As Banks Recede from Small Business Lending, Community Lenders Step in to Fill the Gap

The Support Center released a report yesterday titled “Small Business Lending in North Carolina: The Increasing Role of Community Lenders,” which examines small business lending patterns of banks, Community Development Financial Institutions (CDFIs), Community Development Credit Unions (CDCUs), and credit unions in the state (we previously posted about this on our blog here). As large banks recede from small business lending, the report shows that community-based lenders have been stepping in to try to fill the lending gap, particularly in low-wealth communities where, in many cases, the small businesses they serve have been turned away from mainstream banks. Specifically, the report found that:

  • Banks invest 250 times more, in terms of small business lending, in upper income census tracts than in lower income tracts
  • By contrast, CDFIs invest 40 percent more, in terms of small business lending, in lower income census tracts than in upper income tracts
  • CDFIs invest 26 percent of their lending resources in low- and moderate-income census tracts, compared to 16 percent by large banks
  • 72 percent of the loans made by CDFIs are under $100,000, while 87 percent are under $1 million

At a time when North Carolina’s unemployment remains high and many of our local economies are still struggling, the state should support all avenues of creating jobs and wealth– which is what CDFIs, CDCUs, and credit unions are working toward in communities across the state.  But because many of them are much smaller institutions, compared to banks, they need additional public and private support in order to meet the growing demand for affordable capital. The report outlines three ways that community lenders can be supported:

  1. Investments, in the form of deposits or secondary capital, would  increase the portfolios of community lenders and allow them to leverage greater funds for small business lending.
  2. Policy changes, such as increasing the 12.25 percent cap on the amount of lending credit unions can do, or raising the $50,000 maximum on business loans for credit unions, would allow CDCUs and credit unions to increase their small business lending volume and reach more borrowers.
  3. Grants would support community lenders’ capacity to for outreach, financial education, training, as well as maintaining branches and personnel to get their financial services and products out into the community.

While traditional banks are able to provide loans to many entrepreneurs, community lenders support those businesses that are outside the financial mainstream.
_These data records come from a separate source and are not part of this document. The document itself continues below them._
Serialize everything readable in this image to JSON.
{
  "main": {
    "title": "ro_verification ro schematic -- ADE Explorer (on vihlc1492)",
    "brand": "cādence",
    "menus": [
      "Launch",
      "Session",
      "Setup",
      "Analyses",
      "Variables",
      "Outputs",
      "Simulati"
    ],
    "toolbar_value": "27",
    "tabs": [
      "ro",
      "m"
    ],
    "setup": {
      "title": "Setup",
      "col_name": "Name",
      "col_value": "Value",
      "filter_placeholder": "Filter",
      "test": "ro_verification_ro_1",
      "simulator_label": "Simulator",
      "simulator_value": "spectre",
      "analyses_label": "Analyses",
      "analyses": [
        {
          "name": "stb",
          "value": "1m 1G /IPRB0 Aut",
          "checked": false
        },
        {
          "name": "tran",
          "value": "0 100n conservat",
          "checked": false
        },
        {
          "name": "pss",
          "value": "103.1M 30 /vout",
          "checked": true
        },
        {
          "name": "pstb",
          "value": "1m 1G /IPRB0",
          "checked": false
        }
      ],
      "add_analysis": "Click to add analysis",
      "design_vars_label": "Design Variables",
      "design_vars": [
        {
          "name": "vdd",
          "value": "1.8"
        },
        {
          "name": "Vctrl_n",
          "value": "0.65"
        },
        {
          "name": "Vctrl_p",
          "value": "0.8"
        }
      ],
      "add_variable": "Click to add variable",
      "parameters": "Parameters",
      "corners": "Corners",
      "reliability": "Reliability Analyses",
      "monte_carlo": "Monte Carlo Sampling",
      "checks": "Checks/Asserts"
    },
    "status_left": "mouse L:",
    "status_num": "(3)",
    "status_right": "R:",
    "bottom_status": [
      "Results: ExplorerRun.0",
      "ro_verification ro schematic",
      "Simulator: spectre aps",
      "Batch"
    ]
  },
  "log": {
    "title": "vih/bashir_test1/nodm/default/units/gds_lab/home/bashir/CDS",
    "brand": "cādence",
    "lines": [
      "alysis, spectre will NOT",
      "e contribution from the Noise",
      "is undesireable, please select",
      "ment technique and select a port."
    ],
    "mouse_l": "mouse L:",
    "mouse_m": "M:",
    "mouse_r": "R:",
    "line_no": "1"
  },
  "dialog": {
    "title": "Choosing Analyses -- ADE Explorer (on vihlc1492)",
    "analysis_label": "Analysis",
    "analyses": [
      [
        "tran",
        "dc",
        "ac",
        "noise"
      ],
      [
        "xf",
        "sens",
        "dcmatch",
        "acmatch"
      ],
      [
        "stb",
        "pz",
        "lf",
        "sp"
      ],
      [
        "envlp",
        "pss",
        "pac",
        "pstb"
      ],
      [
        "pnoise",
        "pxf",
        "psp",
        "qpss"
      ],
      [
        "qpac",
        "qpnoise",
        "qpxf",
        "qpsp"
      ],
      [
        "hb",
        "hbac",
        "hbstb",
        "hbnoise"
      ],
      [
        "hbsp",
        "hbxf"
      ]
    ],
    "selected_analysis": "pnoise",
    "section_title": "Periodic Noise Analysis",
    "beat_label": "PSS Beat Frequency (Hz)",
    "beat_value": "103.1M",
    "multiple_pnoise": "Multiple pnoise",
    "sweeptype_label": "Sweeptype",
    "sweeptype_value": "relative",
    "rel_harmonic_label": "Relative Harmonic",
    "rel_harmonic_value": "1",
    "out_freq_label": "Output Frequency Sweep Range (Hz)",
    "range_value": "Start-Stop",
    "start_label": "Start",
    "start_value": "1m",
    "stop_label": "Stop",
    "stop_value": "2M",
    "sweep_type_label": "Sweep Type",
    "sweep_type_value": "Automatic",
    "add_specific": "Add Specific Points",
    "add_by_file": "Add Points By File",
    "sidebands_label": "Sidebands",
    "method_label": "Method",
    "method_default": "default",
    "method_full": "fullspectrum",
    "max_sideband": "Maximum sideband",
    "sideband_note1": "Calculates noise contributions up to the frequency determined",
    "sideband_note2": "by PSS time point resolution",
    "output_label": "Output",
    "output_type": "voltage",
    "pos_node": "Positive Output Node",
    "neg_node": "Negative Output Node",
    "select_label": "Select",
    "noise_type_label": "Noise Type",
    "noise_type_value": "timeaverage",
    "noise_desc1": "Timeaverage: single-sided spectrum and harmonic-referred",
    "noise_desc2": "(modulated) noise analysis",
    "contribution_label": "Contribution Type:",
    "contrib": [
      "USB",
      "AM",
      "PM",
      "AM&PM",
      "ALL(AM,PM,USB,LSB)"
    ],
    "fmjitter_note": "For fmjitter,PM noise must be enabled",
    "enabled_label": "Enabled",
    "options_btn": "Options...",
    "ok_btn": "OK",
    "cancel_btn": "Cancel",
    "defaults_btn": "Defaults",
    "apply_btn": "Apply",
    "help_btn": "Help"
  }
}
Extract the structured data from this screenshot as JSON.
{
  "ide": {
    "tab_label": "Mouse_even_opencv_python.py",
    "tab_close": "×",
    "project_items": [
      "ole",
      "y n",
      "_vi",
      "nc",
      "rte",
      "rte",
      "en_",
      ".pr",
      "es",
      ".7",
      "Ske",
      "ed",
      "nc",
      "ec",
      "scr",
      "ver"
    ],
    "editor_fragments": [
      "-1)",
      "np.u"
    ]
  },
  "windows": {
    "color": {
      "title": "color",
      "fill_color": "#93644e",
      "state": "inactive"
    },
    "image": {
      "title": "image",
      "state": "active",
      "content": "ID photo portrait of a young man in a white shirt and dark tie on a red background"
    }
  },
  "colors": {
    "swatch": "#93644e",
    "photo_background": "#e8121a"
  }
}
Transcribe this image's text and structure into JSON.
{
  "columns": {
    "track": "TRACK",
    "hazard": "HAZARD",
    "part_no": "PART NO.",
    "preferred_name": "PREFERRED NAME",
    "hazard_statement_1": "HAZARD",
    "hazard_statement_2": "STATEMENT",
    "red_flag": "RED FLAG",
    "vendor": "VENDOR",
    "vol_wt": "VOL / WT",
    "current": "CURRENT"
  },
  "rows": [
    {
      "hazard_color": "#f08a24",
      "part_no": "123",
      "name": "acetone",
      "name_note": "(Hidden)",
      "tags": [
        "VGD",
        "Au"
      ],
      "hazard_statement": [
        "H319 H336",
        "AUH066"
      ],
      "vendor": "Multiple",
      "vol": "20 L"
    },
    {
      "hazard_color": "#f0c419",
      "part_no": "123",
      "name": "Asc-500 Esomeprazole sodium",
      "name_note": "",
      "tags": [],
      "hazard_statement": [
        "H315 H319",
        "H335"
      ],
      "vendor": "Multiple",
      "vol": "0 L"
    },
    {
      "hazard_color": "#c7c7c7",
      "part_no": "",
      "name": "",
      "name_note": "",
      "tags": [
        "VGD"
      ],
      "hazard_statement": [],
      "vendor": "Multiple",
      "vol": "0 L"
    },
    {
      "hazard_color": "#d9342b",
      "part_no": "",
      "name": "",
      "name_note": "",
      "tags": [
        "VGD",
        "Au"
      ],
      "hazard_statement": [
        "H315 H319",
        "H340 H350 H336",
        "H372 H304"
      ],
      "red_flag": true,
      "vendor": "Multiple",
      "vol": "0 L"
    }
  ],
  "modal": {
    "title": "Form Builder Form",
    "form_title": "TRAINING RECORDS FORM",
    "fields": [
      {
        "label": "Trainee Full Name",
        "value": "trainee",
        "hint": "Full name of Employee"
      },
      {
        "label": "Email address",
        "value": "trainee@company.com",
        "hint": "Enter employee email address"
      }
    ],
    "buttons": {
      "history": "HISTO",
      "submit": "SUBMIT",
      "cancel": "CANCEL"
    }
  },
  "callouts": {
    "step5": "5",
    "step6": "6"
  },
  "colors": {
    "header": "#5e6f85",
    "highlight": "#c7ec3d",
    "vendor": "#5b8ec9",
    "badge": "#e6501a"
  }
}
With these supports, community lenders would be able to expand their reach and help fund more entrepreneurs in North Carolina.  By targeting these different markets, banks, CDFIs, CDCUs, and credit unions can together meet the capital needs  of a wider range of small businesses, create jobs, and ultimately get more people to work.

The full report can be downloaded here.

2 Comments

  1. Alex

    May 18, 2012 at 10:24 am

    I think it’s funny that Congress is all up in arms about the JP Morgan trading loss of $3 Billion, while presiding over a country that lost $1.4 Trillion last year. They should also be wondering why the banks that were saved by taxpayer money are not loaning anything to the taxpayers !

  2. Monica Smith

    May 21, 2012 at 8:47 am

    Small businesses are serious need of capital, and banks aren’t being very helpful. This is not only strapping the current business owners, but potential buyers, too. I just read a piece by business advisor Matt Coletta on how business owners selling businesses have to focus more on helping potential buyers get financing. Let’s hope, for the economy’s sake this goes through. If we really want to raise the revenue for the nation (which could then be used to help small businesses through government backed loans to reduce risk) then why don’t we start making credit unions pay taxes.
    Monica from Payday Loans At